    trying my moms clothes when i was 3 or 4, wistful fantasies as a kid of being a princess, a home-maker, of ball room dancing in the following part, of finding assertiveness and confidence made me feel all warm and fuzzy inside, etc etc… i’m guessing they never intended that angle! i would kill to hear john respond to that~

    and just to realize right from the get go theres a problem, if this is a book primarily by a woman, for women (against women really tho, if its honest), why the heck is her husband so prominently co-authoring???? seriously john, no one needs your ignorant sexist ass butting in to shrug and say ‘boy, WOMEN, am i rite *waits for laugh track*’.

    he even GETS TOP BILLING ON THE BOOK. seriously, what the heck!?

    it reminds me of these awful disgusting toxic ‘for men only/for women only’ books i saw on my moms shelf that she and my dad got given when they got engaged, and i just could NOT get over how the book for husbands is written by a husband, and the book for wives…>>>is written by the same husband<<<. friggen WHAT??

    b'yeah, sorry for my rambling. you own, and thank you so much!

  • I read these posts of yours almost religiously, as they’re helping me understand where some of the flawed thinking I’ve lumped about with me FOR YEARS has come from. Whether it was intended or no, the Church put a lot of this bullshit into my head and I gulped it down, thinking it would make me less sinful. Boy was I wrong. Thank you for writing. x

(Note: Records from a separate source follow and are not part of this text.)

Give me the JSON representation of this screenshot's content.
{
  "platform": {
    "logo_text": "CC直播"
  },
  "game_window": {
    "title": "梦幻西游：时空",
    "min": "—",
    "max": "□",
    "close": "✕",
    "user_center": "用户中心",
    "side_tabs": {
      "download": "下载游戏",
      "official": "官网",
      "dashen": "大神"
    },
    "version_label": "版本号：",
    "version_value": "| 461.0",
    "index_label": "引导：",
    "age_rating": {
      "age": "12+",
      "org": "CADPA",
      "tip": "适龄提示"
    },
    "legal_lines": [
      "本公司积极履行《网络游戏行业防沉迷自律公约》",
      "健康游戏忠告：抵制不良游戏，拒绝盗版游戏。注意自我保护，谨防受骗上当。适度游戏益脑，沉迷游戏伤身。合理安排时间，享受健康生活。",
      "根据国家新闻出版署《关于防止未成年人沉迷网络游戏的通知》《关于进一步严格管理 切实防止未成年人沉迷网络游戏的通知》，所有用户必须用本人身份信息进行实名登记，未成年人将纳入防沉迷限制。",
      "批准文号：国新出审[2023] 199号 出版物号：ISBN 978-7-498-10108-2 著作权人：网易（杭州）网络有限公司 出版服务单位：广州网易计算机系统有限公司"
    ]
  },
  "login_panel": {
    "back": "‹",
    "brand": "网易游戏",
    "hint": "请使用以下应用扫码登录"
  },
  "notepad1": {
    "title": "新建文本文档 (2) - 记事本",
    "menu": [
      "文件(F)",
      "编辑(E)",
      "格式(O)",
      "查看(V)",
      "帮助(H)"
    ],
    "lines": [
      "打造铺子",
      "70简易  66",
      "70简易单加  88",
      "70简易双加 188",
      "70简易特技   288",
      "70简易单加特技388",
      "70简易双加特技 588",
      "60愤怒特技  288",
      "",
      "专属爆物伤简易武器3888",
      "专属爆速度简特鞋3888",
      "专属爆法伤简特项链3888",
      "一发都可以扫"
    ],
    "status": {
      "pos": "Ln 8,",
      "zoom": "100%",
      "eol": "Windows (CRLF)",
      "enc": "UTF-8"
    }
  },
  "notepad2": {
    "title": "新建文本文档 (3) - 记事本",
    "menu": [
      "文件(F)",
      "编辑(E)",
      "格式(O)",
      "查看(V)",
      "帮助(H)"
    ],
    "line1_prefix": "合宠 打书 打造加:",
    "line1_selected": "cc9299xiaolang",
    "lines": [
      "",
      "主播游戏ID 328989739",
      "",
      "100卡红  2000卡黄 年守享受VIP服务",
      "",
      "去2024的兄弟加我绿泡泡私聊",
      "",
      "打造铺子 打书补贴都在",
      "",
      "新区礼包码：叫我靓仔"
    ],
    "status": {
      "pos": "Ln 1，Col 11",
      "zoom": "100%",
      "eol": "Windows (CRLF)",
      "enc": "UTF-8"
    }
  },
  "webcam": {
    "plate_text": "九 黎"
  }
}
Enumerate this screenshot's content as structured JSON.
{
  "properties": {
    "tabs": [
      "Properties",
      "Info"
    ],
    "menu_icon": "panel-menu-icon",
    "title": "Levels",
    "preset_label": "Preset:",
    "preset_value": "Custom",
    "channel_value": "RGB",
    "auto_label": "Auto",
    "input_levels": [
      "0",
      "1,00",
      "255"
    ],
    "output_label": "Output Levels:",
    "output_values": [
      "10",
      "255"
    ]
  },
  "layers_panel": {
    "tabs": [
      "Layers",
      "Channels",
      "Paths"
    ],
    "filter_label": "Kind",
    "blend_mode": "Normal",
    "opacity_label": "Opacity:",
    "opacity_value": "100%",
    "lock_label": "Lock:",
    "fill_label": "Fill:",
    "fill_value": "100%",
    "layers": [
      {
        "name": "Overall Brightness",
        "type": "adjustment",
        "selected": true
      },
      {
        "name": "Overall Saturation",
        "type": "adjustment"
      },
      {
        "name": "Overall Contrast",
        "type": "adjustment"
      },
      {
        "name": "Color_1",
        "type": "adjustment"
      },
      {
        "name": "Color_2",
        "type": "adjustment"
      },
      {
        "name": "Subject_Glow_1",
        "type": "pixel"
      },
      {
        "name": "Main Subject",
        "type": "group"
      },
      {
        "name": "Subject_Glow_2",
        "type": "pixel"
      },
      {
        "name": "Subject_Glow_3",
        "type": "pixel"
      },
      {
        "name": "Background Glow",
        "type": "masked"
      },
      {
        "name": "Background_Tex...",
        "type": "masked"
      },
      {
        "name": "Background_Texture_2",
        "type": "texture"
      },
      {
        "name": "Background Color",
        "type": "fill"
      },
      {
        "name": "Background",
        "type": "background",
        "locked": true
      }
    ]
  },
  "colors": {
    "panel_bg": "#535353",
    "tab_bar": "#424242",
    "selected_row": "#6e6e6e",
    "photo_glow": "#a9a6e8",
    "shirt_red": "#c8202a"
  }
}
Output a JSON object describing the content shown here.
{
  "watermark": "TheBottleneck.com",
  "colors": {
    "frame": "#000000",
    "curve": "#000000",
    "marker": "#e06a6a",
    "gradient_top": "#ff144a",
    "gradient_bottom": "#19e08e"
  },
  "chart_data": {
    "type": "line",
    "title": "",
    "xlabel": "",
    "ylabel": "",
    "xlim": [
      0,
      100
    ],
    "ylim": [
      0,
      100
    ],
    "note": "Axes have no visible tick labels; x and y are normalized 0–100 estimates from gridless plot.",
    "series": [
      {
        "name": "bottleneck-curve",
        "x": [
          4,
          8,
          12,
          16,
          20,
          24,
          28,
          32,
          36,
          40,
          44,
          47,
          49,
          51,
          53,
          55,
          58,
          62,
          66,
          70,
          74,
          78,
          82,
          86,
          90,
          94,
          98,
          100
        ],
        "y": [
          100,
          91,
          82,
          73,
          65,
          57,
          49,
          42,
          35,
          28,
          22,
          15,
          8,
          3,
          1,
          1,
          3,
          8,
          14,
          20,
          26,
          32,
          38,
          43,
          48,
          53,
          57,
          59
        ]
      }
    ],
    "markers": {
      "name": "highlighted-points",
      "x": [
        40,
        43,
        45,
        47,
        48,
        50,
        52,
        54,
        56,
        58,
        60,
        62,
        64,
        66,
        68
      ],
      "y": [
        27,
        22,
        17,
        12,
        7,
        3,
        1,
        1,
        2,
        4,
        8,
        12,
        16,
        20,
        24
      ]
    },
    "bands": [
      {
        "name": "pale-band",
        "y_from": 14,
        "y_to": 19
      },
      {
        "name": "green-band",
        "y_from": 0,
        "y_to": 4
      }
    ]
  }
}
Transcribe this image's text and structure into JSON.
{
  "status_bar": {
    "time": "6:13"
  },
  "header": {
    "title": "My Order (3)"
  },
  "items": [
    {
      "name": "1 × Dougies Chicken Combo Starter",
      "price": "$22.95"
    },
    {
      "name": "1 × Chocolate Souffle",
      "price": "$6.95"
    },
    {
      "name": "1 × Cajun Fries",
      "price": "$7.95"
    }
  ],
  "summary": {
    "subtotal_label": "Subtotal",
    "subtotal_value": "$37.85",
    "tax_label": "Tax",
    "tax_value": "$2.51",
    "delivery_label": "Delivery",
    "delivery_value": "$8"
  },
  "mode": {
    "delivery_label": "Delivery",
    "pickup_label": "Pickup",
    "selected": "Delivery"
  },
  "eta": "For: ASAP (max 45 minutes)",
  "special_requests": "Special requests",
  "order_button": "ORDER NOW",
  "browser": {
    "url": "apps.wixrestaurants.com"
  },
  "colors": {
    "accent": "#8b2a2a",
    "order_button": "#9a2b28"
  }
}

  • Just realized that I have felt very lucky NOT to be raped because I have done things like go to other countries and meet new people, use hostels and here in America (gasp!) go to stores late at night.
    Because my family berates me for being foolish for this, I have internalized the message that if I were attacked, it would be my fault.
    And recently, after a date pushed me down and then got mad when I didn’t want to have sex with him, but thankfully let me go, I thought it was my fault because I let myself be alone with him!